Bubbles, magnetic levitation, and gyroscopes — there’s tons of super-cool DIY physics at work in the Levitron. Created by Dustin Skye, it’s a spinning top floating in mid-air inside a smoke-filled bubble, all for your viewing pleasure.
Okay, this pumpkin isn't carved but still, it's freaking floating in the air! Therefore under the rule known as things that can float in the air can be called whatever they want, I name this levitating pumpkin the best and spookiest and awesomest and nerdiest Jack O' Lantern of Halloween.
Science and electrical engineering types might have a list of practical uses for superconductors a mile long, but the rest of us really only care about how they can make things magically levitate. Just imagine if a company like Lionel revealed a levitating train set available in time for the holidays, the demand for…
What do you get if you take some magnets, superconductors, and liquid nitrogen, and a slow-mo camera to film them with? This kind of magical footage is what.
Though this prank video is an obvious attempt at force inducing viral-ity by Pepsi Max, it's still a pretty fun watch. The magician Dynamo tricks people into thinking he can levitate by 'magically' following a bus around as it moves across London. Watch people freak out when they see him float.
It's all explainable via science, but if you replace your typical cornucopia centerpiece with this floating steel plate supporting a glowing wireless candelabra, your dinner guests will be too blown away to notice your dry turkey and lumpy gravy.
The demonstration in the video may seem like MAGIC! but it's real: scientists at the U.S. Department of Energy's Argonne National Laboratory are employing a levitation machine that uses sound waves to make liquids float and create "more effective pharmaceuticals with fewer side effects."
Just one, as Chris Reigler, an electrical engineering student from the University of Queensland in Australia, discovered. His floating LevLight project could one day revolutionize the way we change burnt out light bulbs, and make thousands of "how many X does it take to change a light bulb?" jokes completely moot.
Okay, internet—I'm not going to let you break my heart again. I know this is almost certainly fake—the product of a CGI firm. But even so, it's beautiful and amazing, and you can't rob me of that.
Man can fly, but he can't yet levitate. Maybe that's why these 98 photos of levitation—using Photoshop only to remove the strings—are so striking.

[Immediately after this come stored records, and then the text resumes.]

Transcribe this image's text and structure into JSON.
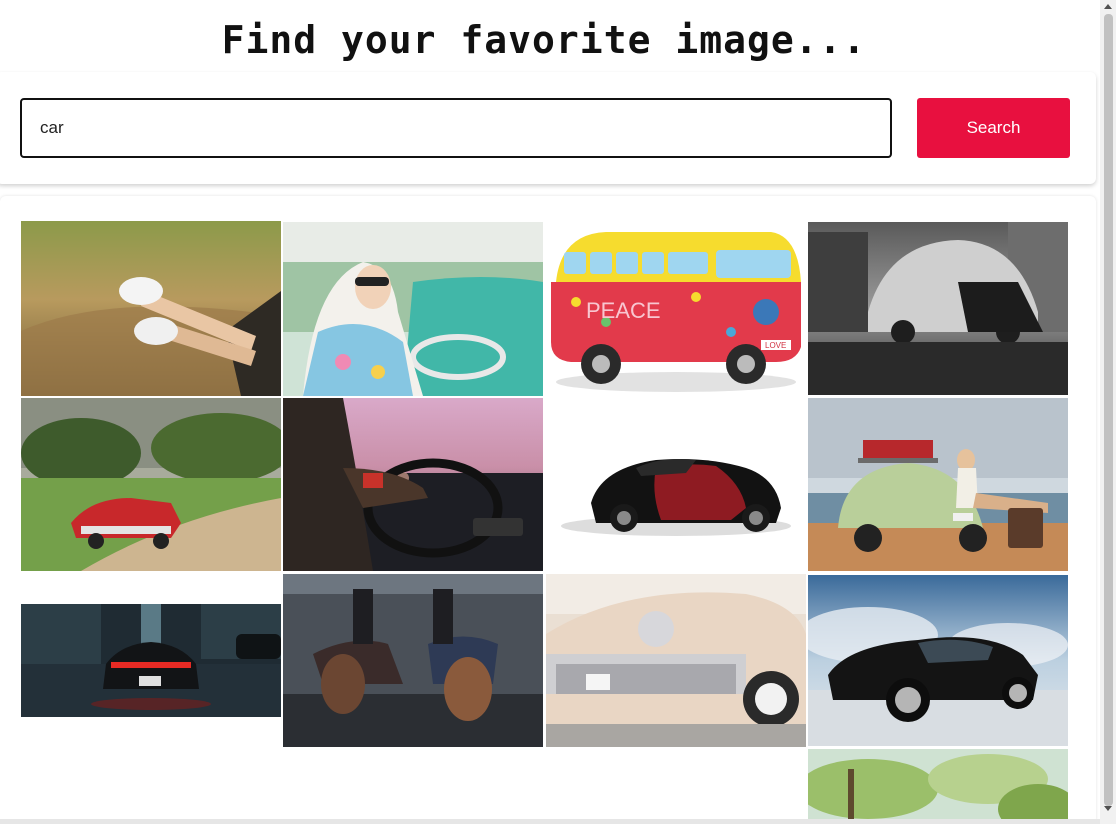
{
  "header": {
    "title": "Find your favorite image..."
  },
  "search": {
    "value": "car",
    "placeholder": "",
    "button_label": "Search"
  },
  "results": [
    {
      "name": "sneakers-out-car-window-photo"
    },
    {
      "name": "woman-headscarf-driving-vintage-car-photo"
    },
    {
      "name": "peace-flower-van-photo",
      "badge": "PEACE",
      "plate": "LOVE"
    },
    {
      "name": "black-white-beetle-couple-photo"
    },
    {
      "name": "red-vintage-convertible-road-photo"
    },
    {
      "name": "man-driving-sunset-photo"
    },
    {
      "name": "black-red-supercar-photo"
    },
    {
      "name": "woman-green-beetle-beach-photo"
    },
    {
      "name": "red-taillights-rainy-street-photo"
    },
    {
      "name": "couple-lying-on-car-hood-photo"
    },
    {
      "name": "cream-vintage-cadillac-photo"
    },
    {
      "name": "black-mustang-hdr-photo"
    },
    {
      "name": "trees-partial-photo"
    }
  ],
  "colors": {
    "accent": "#e8103f",
    "text": "#111111"
  }
}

Sure, you can make something float in Photoshop, but what fun is that?
This levitating DIY project won't give aspiring Jedi much of a challenge (it doesn't really move), but it's perfect for the Star Wars fan's ever-growing display case. Plus, DIY!
Why does your home stereo system sound like shit? Because it's not floating on magnets, of course. With the Zero Gravity shelf, your stereo gains powers of levitation that would be better applied to just about anything else.
For those who have a treasured item you want to display in style, the Levitron Revolution uses some sort of electromagnets—or anti-gravity voodoo magic—that levitates and slowly rotates your prized possession in space.
The latest in relaxation technology comes to us from British company Hoverit in the form of a handmade acrylic lounger that can hover in mid air. As you might have guessed, the gravity defying aspects of the chair derive from repelling magnetic forces in both the bed and base. Hoverit also suggests that the magnetic…
In the future, everything will levitate. Take for example Angela Jansen's floaty lamp, shown by the Netherlander firm Crealev at a show during Dutch Design Week. (Oh, you don't attend?) It's actually the shade that hovers using magnetic levitation over the light-up lamp base, but it's enough to make you truly believe…